The Applied Algebra Seminar

A
Monday afternoon research seminar

The seminar will resume Fall 2013 (2012-13 was on sabbatical)

The seminar has been running since 1997. The topics of talks have typically been any mixture of algebra with any other field: combinatorics, geometry, topology, physics, etc. Further down this page you will find links to the seminar webpages for previous years. The audience usually consists of 6–12 people, including several graduate students and post-docs. For this reason, speakers are encouraged to devote a portion of their talk to the suggestion of open problems and the directions for research in their area. If you are interested in speaking at the seminar, contact Nantel Bergeron.

You may also be interested in the Algebraic Combinatorics Seminar at the Fields Institute.

Dates are listed in reverse-chronological order. Unless otherwise indicated, all talks will take place at 2:30pm in N638 Ross Building (York University).

Date Speaker Title (click titles for abstract) 12 Nov. 2012 Josh Grochow

(U. of T.)Introduction to Geometric Complexity Theory The Geometric Complexity Theory (GCT) program was introduced by Mulmuley and Sohoni to attack fundamental lower bound problems in computational complexity theoryâ -- such as P vs NPâ -- using algebraic geometry and representation theory. In addition to presenting the basic structure of the GCT program, I will discuss some of the intuition behind the use of representation theory in complexity, as well as how GCT relates to classical questions in representationtheory such as the Littlewood-Richardson rule for the decomposition of tensor products of representations of GL_n into irreducibles.

5 Nov. 2012 Laura Escobar

(Cornell U.)A combinatorial strategy to solve the F-conjecture. The space of phylogenetic trees is a beautiful space that parametrizes rooted trees with a fixed number of leaves. This space can be subdivided into a fan in multiple ways; we will present the toric variety of one of this subdivisions. We will discuss some nice families of divisors on this toric variety which come from a strategy by Gibney and Maclagan to give a polyhedral description of the nef cone on the divisors of the moduli space $\overline{M}_{0,n}$.22 Oct. 2012 Juana Sanchez Ortega

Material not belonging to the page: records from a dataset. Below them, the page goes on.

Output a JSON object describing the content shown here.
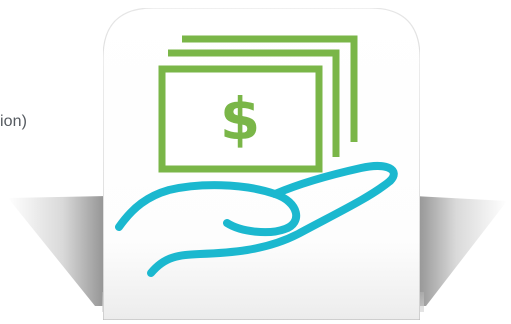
{
  "page": {
    "side_label": "ion)"
  },
  "icon": {
    "name": "money-in-hand-icon",
    "glyph": "$",
    "colors": {
      "bill": "#7ab648",
      "hand": "#1bb8cf",
      "tile": "#ffffff",
      "shadow": "#8f8f8f"
    }
  }
}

(Fields Institute/ York)Nonassociative dialgebras This talk is based on the recent discovery of many new varieties of nonassociative structures that can be regarded as noncommutative analogues of classical structures. This development originated in the work of Bloh [1, 2] in the 1960s, but became much better known after the work of Loday [6, 7] in the early 1990s on Leibniz algebras. Associative dialgebras, also introduced by Loday, provides the natural context for the universal enveloping algebras of Leibniz algebras. Ten years later, Liu [5] introduced alternative dialgebras. Shortly after, Felipe and VelÃ¡squez [8] initiated the study of quasi-Jordan algebras (Jordan dialgebras), which are related to Jordan algebras as Leibniz algebras are to Lie algebras. Around the same time, Kolesnikov [4] developed a general method for passing from a variety of nonassociative algebras defined by polynomial identities to the corresponding variety of dialgebras. KP algorithm, the simplified form of this method stated in [3], will be presented and some examples will be given.8 Oct. 2012

NO SEMINARThanksgiving 1 Oct. 2012 Mikhail Mazin

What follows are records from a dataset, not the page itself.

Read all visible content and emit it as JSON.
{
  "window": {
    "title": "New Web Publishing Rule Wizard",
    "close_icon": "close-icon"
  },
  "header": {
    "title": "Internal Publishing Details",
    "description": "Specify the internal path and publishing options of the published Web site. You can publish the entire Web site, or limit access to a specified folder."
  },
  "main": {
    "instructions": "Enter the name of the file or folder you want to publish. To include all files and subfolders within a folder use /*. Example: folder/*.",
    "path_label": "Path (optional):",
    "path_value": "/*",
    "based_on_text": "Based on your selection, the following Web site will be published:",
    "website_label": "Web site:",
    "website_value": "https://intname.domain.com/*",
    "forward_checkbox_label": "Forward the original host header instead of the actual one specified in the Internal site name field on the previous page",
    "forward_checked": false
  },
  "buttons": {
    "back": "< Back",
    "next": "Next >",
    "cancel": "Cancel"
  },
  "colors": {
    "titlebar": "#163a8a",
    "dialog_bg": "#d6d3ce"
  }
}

(Stony Brook University)Generalized q,t-Catalan Numbers and Jacobi Factors We study combinatorics of cell decompositions of Jacobi factors of quasi-homogeneous plane curve singularities. The cells are enumerated by certain Young diagrams, and the dimensions of cells can be computed in a combinatorial way. The resulting combinatorial theory turns out to be related to a generalization of (q,t)-Catalan numbers. In the talk I will also discuss some symmetry properties of these polynomials.

This is a joint work with Eugene Gorsky.

Below you will find links to the seminar webpages for previous years.